--- DATA SHOWN ---

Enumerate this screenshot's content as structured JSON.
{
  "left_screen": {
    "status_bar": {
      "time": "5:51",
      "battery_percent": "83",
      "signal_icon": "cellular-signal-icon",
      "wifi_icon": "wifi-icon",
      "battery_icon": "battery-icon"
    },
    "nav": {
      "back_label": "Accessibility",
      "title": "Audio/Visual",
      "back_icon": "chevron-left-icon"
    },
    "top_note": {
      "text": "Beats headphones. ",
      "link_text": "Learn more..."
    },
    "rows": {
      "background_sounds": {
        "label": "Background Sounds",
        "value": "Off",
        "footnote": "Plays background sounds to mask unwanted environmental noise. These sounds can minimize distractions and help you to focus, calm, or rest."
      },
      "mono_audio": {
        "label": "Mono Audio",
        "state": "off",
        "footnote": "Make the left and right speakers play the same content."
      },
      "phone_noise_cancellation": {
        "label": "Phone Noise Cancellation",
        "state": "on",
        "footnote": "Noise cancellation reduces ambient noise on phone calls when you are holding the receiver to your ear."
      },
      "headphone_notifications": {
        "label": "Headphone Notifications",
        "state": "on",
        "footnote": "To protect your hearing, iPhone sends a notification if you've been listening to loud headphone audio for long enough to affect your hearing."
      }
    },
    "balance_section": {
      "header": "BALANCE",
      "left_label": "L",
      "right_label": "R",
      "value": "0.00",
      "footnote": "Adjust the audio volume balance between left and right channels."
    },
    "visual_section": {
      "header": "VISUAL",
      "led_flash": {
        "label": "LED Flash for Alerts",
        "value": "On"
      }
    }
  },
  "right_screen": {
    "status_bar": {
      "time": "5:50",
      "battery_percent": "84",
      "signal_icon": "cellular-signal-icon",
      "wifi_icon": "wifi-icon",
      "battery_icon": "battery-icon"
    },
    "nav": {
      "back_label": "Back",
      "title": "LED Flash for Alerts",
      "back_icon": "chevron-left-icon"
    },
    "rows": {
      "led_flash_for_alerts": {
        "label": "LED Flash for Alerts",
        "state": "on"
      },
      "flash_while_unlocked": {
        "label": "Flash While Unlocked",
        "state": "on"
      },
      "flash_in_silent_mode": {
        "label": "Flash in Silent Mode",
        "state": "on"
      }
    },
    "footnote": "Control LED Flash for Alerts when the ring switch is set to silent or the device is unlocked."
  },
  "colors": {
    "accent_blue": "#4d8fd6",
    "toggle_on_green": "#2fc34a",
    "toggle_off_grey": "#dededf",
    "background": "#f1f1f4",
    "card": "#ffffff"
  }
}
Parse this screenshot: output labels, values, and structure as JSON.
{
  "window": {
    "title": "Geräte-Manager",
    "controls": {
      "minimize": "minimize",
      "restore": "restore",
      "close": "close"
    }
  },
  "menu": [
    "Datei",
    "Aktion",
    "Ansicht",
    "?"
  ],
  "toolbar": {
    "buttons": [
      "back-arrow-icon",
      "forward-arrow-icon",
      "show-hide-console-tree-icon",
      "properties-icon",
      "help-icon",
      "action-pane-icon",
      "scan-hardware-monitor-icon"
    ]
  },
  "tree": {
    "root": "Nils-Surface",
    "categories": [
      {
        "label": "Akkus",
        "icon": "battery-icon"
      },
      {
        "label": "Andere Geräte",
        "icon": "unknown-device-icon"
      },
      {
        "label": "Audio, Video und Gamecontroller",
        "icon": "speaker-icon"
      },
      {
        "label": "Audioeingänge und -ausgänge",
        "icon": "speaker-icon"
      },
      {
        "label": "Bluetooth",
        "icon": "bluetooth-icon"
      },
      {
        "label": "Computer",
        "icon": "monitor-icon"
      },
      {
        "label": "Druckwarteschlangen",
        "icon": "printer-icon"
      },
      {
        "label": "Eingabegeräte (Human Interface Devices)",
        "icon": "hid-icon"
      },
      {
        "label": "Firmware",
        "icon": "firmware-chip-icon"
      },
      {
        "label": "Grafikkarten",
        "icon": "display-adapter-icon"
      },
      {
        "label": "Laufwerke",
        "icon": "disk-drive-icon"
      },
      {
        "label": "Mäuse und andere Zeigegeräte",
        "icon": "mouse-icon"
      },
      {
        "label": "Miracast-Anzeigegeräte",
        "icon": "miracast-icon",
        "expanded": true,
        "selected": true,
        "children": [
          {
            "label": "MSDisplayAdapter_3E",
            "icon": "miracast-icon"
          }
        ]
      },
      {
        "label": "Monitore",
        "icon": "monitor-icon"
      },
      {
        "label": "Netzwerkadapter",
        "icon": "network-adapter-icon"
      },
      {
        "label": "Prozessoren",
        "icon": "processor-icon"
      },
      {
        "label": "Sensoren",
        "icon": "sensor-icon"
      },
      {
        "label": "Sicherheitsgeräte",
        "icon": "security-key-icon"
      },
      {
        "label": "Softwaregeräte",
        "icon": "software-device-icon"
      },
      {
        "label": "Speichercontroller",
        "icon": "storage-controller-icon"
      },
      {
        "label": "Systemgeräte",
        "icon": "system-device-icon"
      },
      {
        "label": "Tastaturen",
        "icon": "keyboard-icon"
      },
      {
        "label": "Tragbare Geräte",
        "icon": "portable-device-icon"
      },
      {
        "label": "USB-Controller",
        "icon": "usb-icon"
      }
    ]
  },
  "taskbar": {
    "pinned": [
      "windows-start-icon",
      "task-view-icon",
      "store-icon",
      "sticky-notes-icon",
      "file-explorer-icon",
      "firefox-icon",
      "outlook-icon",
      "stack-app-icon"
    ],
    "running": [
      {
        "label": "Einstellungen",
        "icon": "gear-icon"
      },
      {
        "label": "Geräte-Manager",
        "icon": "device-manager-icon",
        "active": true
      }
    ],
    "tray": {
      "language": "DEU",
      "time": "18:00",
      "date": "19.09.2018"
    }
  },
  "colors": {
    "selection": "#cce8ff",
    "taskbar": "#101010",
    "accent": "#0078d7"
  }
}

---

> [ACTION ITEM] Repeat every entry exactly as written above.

> [SOLUTION TO THIS PROBLEM]
Enumerate this screenshot's content as structured JSON.
{
  "left_screen": {
    "status_bar": {
      "time": "5:51",
      "battery_percent": "83",
      "signal_icon": "cellular-signal-icon",
      "wifi_icon": "wifi-icon",
      "battery_icon": "battery-icon"
    },
    "nav": {
      "back_label": "Accessibility",
      "title": "Audio/Visual",
      "back_icon": "chevron-left-icon"
    },
    "top_note": {
      "text": "Beats headphones. ",
      "link_text": "Learn more..."
    },
    "rows": {
      "background_sounds": {
        "label": "Background Sounds",
        "value": "Off",
        "footnote": "Plays background sounds to mask unwanted environmental noise. These sounds can minimize distractions and help you to focus, calm, or rest."
      },
      "mono_audio": {
        "label": "Mono Audio",
        "state": "off",
        "footnote": "Make the left and right speakers play the same content."
      },
      "phone_noise_cancellation": {
        "label": "Phone Noise Cancellation",
        "state": "on",
        "footnote": "Noise cancellation reduces ambient noise on phone calls when you are holding the receiver to your ear."
      },
      "headphone_notifications": {
        "label": "Headphone Notifications",
        "state": "on",
        "footnote": "To protect your hearing, iPhone sends a notification if you've been listening to loud headphone audio for long enough to affect your hearing."
      }
    },
    "balance_section": {
      "header": "BALANCE",
      "left_label": "L",
      "right_label": "R",
      "value": "0.00",
      "footnote": "Adjust the audio volume balance between left and right channels."
    },
    "visual_section": {
      "header": "VISUAL",
      "led_flash": {
        "label": "LED Flash for Alerts",
        "value": "On"
      }
    }
  },
  "right_screen": {
    "status_bar": {
      "time": "5:50",
      "battery_percent": "84",
      "signal_icon": "cellular-signal-icon",
      "wifi_icon": "wifi-icon",
      "battery_icon": "battery-icon"
    },
    "nav": {
      "back_label": "Back",
      "title": "LED Flash for Alerts",
      "back_icon": "chevron-left-icon"
    },
    "rows": {
      "led_flash_for_alerts": {
        "label": "LED Flash for Alerts",
        "state": "on"
      },
      "flash_while_unlocked": {
        "label": "Flash While Unlocked",
        "state": "on"
      },
      "flash_in_silent_mode": {
        "label": "Flash in Silent Mode",
        "state": "on"
      }
    },
    "footnote": "Control LED Flash for Alerts when the ring switch is set to silent or the device is unlocked."
  },
  "colors": {
    "accent_blue": "#4d8fd6",
    "toggle_on_green": "#2fc34a",
    "toggle_off_grey": "#dededf",
    "background": "#f1f1f4",
    "card": "#ffffff"
  }
}
Parse this screenshot: output labels, values, and structure as JSON.
{
  "window": {
    "title": "Geräte-Manager",
    "controls": {
      "minimize": "minimize",
      "restore": "restore",
      "close": "close"
    }
  },
  "menu": [
    "Datei",
    "Aktion",
    "Ansicht",
    "?"
  ],
  "toolbar": {
    "buttons": [
      "back-arrow-icon",
      "forward-arrow-icon",
      "show-hide-console-tree-icon",
      "properties-icon",
      "help-icon",
      "action-pane-icon",
      "scan-hardware-monitor-icon"
    ]
  },
  "tree": {
    "root": "Nils-Surface",
    "categories": [
      {
        "label": "Akkus",
        "icon": "battery-icon"
      },
      {
        "label": "Andere Geräte",
        "icon": "unknown-device-icon"
      },
      {
        "label": "Audio, Video und Gamecontroller",
        "icon": "speaker-icon"
      },
      {
        "label": "Audioeingänge und -ausgänge",
        "icon": "speaker-icon"
      },
      {
        "label": "Bluetooth",
        "icon": "bluetooth-icon"
      },
      {
        "label": "Computer",
        "icon": "monitor-icon"
      },
      {
        "label": "Druckwarteschlangen",
        "icon": "printer-icon"
      },
      {
        "label": "Eingabegeräte (Human Interface Devices)",
        "icon": "hid-icon"
      },
      {
        "label": "Firmware",
        "icon": "firmware-chip-icon"
      },
      {
        "label": "Grafikkarten",
        "icon": "display-adapter-icon"
      },
      {
        "label": "Laufwerke",
        "icon": "disk-drive-icon"
      },
      {
        "label": "Mäuse und andere Zeigegeräte",
        "icon": "mouse-icon"
      },
      {
        "label": "Miracast-Anzeigegeräte",
        "icon": "miracast-icon",
        "expanded": true,
        "selected": true,
        "children": [
          {
            "label": "MSDisplayAdapter_3E",
            "icon": "miracast-icon"
          }
        ]
      },
      {
        "label": "Monitore",
        "icon": "monitor-icon"
      },
      {
        "label": "Netzwerkadapter",
        "icon": "network-adapter-icon"
      },
      {
        "label": "Prozessoren",
        "icon": "processor-icon"
      },
      {
        "label": "Sensoren",
        "icon": "sensor-icon"
      },
      {
        "label": "Sicherheitsgeräte",
        "icon": "security-key-icon"
      },
      {
        "label": "Softwaregeräte",
        "icon": "software-device-icon"
      },
      {
        "label": "Speichercontroller",
        "icon": "storage-controller-icon"
      },
      {
        "label": "Systemgeräte",
        "icon": "system-device-icon"
      },
      {
        "label": "Tastaturen",
        "icon": "keyboard-icon"
      },
      {
        "label": "Tragbare Geräte",
        "icon": "portable-device-icon"
      },
      {
        "label": "USB-Controller",
        "icon": "usb-icon"
      }
    ]
  },
  "taskbar": {
    "pinned": [
      "windows-start-icon",
      "task-view-icon",
      "store-icon",
      "sticky-notes-icon",
      "file-explorer-icon",
      "firefox-icon",
      "outlook-icon",
      "stack-app-icon"
    ],
    "running": [
      {
        "label": "Einstellungen",
        "icon": "gear-icon"
      },
      {
        "label": "Geräte-Manager",
        "icon": "device-manager-icon",
        "active": true
      }
    ],
    "tray": {
      "language": "DEU",
      "time": "18:00",
      "date": "19.09.2018"
    }
  },
  "colors": {
    "selection": "#cce8ff",
    "taskbar": "#101010",
    "accent": "#0078d7"
  }
}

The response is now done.